§ Items from an interface collection:
····················
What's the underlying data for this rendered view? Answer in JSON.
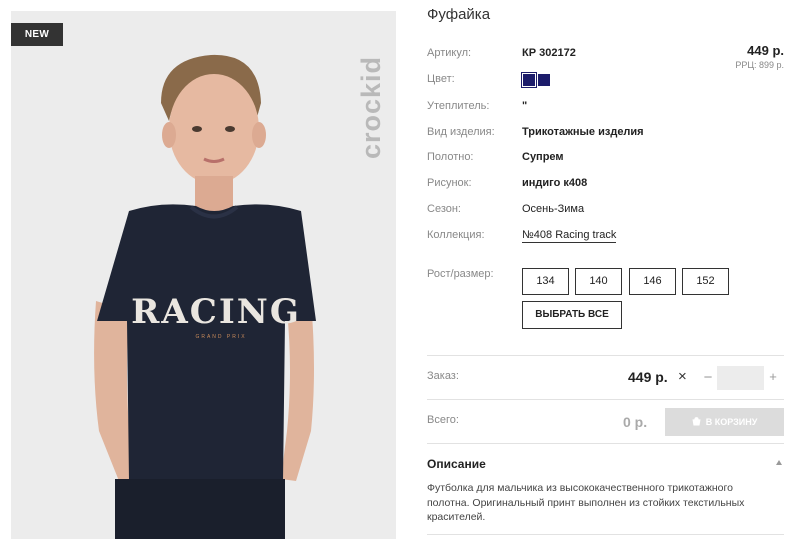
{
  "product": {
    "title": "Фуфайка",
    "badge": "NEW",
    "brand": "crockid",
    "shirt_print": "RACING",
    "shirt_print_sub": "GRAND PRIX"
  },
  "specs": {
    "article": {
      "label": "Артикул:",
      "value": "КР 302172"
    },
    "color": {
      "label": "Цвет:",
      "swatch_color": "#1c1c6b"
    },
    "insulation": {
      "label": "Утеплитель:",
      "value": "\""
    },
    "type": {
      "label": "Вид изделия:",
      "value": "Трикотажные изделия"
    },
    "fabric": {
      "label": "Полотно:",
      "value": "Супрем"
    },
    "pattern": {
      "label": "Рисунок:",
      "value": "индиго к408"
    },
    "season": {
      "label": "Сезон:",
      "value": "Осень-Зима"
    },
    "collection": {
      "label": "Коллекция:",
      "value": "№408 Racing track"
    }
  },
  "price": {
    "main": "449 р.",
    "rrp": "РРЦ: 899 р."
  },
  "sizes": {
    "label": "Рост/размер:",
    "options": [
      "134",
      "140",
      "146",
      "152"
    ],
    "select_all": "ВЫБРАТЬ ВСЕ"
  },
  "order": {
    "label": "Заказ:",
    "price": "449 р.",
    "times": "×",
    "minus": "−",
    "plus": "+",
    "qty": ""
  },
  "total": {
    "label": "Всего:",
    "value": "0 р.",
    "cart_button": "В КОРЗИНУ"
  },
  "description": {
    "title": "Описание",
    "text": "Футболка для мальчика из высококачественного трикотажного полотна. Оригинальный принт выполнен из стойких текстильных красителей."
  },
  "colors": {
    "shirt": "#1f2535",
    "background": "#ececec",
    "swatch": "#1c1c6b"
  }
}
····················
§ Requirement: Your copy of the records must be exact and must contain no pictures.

§ Output for this task:
What's the underlying data for this rendered view? Answer in JSON.
{
  "product": {
    "title": "Фуфайка",
    "badge": "NEW",
    "brand": "crockid",
    "shirt_print": "RACING",
    "shirt_print_sub": "GRAND PRIX"
  },
  "specs": {
    "article": {
      "label": "Артикул:",
      "value": "КР 302172"
    },
    "color": {
      "label": "Цвет:",
      "swatch_color": "#1c1c6b"
    },
    "insulation": {
      "label": "Утеплитель:",
      "value": "\""
    },
    "type": {
      "label": "Вид изделия:",
      "value": "Трикотажные изделия"
    },
    "fabric": {
      "label": "Полотно:",
      "value": "Супрем"
    },
    "pattern": {
      "label": "Рисунок:",
      "value": "индиго к408"
    },
    "season": {
      "label": "Сезон:",
      "value": "Осень-Зима"
    },
    "collection": {
      "label": "Коллекция:",
      "value": "№408 Racing track"
    }
  },
  "price": {
    "main": "449 р.",
    "rrp": "РРЦ: 899 р."
  },
  "sizes": {
    "label": "Рост/размер:",
    "options": [
      "134",
      "140",
      "146",
      "152"
    ],
    "select_all": "ВЫБРАТЬ ВСЕ"
  },
  "order": {
    "label": "Заказ:",
    "price": "449 р.",
    "times": "×",
    "minus": "−",
    "plus": "+",
    "qty": ""
  },
  "total": {
    "label": "Всего:",
    "value": "0 р.",
    "cart_button": "В КОРЗИНУ"
  },
  "description": {
    "title": "Описание",
    "text": "Футболка для мальчика из высококачественного трикотажного полотна. Оригинальный принт выполнен из стойких текстильных красителей."
  },
  "colors": {
    "shirt": "#1f2535",
    "background": "#ececec",
    "swatch": "#1c1c6b"
  }
}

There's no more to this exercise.